**DIRECTIONS FOR THIS TASK**
Find all the lines in the material below with the word "Слоны", and copy them.

**PROVIDED INFORMATION**
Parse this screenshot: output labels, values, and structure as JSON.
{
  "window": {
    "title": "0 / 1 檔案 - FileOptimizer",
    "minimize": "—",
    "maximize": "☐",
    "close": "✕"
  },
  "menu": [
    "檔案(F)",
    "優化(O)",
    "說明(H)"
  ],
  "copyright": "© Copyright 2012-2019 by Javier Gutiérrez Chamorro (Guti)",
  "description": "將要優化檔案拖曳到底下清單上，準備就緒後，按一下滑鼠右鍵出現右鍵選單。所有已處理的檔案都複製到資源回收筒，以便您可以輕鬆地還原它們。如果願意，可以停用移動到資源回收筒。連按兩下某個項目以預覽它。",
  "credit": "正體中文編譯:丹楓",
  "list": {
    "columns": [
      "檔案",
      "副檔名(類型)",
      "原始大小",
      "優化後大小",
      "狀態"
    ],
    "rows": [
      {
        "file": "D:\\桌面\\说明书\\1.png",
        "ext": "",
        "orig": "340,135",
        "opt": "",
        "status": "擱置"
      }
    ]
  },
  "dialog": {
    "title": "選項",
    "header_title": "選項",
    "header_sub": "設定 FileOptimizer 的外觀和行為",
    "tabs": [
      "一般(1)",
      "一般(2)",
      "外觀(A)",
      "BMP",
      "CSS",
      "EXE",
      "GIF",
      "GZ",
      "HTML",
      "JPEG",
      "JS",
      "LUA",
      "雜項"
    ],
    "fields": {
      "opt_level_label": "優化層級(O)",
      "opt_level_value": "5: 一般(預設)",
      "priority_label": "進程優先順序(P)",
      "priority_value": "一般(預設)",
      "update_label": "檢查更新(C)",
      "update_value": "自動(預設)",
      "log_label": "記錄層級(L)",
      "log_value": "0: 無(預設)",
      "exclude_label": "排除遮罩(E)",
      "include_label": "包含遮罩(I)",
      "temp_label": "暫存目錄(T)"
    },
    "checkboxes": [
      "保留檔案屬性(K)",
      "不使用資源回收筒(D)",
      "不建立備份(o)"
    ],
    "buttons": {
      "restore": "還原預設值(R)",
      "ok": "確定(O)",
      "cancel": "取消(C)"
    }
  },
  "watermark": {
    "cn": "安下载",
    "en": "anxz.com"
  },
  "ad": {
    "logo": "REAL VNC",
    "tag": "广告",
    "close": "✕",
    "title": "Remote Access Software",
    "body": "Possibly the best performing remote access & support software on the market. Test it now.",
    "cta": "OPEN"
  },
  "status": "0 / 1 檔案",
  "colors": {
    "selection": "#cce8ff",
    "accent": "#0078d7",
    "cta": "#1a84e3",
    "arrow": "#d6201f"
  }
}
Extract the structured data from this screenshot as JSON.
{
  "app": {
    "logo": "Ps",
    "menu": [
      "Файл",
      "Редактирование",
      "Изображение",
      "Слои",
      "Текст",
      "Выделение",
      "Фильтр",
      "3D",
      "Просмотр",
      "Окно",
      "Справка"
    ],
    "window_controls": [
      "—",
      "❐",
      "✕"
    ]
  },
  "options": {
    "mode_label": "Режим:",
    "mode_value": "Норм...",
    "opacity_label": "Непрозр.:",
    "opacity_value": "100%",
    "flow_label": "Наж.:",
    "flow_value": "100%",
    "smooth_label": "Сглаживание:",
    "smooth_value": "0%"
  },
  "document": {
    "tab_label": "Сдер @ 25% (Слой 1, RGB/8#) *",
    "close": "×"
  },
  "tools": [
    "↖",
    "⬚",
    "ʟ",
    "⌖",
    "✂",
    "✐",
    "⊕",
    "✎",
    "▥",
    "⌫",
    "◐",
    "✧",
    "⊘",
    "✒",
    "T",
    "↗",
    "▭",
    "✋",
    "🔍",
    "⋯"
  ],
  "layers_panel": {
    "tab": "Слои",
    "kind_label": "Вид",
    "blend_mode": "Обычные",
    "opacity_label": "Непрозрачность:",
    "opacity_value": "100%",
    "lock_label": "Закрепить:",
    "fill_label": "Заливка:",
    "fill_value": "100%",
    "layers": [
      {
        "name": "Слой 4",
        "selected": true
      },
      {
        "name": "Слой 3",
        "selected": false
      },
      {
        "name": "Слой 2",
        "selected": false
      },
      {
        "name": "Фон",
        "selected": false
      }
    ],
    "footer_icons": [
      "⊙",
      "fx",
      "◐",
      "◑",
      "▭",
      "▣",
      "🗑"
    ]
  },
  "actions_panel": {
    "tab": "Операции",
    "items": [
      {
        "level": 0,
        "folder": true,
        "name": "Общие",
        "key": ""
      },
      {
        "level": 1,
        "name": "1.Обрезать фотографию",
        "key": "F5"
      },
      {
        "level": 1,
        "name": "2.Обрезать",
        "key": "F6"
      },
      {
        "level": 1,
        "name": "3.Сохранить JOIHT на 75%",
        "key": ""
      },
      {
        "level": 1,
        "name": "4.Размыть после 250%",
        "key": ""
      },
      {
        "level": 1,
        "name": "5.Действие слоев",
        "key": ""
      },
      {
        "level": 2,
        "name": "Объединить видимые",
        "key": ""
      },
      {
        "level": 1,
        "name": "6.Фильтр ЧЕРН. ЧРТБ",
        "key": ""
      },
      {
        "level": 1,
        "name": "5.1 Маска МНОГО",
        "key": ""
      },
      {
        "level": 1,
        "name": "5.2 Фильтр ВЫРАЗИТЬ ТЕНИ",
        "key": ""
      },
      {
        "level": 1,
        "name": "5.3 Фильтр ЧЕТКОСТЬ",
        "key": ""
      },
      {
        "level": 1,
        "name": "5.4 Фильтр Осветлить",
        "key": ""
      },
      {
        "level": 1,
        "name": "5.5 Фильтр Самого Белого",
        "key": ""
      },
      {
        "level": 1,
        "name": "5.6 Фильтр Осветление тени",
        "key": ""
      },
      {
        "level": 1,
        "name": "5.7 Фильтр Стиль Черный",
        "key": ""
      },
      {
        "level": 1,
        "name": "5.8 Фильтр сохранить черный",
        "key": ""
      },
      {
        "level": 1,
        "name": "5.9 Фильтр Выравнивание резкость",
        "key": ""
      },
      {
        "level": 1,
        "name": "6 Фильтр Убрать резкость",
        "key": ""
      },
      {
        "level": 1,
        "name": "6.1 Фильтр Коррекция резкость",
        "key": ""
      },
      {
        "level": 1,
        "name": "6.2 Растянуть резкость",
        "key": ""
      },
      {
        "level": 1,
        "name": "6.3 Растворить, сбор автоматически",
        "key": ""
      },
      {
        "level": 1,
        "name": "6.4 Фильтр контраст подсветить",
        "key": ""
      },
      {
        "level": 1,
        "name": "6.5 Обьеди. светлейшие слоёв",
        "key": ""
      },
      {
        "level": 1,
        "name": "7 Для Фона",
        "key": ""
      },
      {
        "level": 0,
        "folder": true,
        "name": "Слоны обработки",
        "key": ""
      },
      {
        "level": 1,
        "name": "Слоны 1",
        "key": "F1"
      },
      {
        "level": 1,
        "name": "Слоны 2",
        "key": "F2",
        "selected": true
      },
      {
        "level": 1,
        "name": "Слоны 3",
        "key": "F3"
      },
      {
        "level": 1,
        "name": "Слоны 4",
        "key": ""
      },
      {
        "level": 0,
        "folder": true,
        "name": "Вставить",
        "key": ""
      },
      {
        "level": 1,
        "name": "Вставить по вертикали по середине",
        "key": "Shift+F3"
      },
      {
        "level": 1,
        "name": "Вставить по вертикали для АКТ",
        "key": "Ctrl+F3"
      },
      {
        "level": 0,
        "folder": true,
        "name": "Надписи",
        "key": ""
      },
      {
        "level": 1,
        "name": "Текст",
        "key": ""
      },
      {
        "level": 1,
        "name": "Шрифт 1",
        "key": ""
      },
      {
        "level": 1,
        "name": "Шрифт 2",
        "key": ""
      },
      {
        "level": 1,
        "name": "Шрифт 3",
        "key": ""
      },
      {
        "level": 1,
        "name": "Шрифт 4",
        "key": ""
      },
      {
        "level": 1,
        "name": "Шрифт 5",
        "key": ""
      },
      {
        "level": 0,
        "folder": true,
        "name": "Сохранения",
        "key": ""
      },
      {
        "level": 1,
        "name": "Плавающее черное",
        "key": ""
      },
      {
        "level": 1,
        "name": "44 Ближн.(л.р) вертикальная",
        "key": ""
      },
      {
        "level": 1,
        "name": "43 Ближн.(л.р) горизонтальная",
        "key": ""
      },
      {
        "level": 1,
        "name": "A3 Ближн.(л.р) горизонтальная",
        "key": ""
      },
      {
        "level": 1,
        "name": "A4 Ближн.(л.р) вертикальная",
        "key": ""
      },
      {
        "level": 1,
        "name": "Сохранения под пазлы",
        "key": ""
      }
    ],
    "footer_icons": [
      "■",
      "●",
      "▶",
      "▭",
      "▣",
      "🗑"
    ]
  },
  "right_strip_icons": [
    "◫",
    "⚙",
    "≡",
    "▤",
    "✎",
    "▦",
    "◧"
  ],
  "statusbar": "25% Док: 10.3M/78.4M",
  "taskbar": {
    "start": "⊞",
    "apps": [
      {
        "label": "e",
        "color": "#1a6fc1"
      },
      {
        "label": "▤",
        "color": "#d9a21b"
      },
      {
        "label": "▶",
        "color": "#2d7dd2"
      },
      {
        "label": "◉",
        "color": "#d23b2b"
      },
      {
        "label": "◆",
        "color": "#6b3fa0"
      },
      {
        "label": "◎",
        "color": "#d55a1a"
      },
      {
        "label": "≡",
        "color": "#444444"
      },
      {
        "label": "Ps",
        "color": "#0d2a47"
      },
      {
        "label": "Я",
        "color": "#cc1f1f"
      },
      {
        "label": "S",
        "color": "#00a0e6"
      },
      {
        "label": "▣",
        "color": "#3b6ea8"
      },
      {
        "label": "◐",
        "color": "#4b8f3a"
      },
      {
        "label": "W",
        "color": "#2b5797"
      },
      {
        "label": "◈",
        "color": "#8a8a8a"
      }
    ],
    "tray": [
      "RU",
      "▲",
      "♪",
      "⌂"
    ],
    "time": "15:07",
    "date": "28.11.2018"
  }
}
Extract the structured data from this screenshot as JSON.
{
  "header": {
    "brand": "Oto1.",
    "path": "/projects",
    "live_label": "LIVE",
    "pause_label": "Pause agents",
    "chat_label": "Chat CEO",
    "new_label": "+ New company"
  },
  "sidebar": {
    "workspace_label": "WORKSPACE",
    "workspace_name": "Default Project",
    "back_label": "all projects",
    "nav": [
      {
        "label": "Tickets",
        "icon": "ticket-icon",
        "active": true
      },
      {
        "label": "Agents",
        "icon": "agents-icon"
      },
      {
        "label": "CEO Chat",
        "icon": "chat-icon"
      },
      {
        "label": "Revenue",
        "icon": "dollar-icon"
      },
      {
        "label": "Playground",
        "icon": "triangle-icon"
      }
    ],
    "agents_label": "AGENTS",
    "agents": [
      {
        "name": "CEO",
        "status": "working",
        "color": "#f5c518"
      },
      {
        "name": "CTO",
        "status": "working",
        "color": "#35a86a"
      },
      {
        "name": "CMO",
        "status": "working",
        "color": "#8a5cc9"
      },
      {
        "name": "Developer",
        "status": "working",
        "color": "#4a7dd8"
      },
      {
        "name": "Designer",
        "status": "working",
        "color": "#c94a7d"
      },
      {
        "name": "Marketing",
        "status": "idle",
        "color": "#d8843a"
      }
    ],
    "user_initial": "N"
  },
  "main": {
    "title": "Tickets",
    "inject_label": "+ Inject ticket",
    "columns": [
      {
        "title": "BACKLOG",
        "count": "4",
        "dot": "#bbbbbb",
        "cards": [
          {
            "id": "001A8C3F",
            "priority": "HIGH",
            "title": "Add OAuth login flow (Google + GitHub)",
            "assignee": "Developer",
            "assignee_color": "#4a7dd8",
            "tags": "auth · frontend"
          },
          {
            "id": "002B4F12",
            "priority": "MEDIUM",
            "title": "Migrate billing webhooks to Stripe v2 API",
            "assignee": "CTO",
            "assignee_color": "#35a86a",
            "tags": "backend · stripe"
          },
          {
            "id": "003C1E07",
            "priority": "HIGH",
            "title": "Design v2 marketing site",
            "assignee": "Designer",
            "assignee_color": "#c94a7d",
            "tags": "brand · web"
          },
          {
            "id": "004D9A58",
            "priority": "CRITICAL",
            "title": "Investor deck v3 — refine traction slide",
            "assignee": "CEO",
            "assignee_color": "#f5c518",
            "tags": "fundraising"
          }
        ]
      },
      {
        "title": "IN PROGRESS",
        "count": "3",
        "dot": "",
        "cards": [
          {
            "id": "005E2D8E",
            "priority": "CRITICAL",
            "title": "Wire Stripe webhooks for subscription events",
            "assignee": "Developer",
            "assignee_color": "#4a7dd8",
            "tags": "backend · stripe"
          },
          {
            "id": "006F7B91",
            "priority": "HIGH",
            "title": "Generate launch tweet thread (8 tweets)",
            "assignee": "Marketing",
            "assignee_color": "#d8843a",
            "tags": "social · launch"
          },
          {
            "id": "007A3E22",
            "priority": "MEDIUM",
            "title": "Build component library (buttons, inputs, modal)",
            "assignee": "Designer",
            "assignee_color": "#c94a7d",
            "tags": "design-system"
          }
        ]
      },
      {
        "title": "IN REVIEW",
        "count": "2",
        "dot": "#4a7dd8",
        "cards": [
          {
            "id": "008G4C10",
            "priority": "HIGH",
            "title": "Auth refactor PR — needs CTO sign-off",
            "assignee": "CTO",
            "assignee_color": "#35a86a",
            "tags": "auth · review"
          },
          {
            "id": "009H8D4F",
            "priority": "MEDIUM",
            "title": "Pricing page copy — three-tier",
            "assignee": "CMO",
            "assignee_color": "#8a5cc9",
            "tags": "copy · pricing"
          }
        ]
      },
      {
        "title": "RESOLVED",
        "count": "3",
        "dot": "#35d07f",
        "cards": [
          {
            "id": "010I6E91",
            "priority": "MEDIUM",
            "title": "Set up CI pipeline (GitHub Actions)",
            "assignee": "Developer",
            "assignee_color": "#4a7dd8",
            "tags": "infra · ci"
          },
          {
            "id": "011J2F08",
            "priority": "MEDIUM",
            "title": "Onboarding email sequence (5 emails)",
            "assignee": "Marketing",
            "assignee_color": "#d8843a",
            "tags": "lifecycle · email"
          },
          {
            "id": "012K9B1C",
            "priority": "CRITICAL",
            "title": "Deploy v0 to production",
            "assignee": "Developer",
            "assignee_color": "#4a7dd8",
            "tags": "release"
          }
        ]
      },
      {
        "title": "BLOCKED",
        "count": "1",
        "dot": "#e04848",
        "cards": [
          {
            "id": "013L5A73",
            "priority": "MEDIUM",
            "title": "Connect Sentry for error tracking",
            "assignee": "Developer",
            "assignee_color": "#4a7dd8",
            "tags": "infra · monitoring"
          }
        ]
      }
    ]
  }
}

**TASK RESPONSE**
        "name": "Слоны обработки",
        "name": "Слоны 1",
        "name": "Слоны 2",
        "name": "Слоны 3",
        "name": "Слоны 4",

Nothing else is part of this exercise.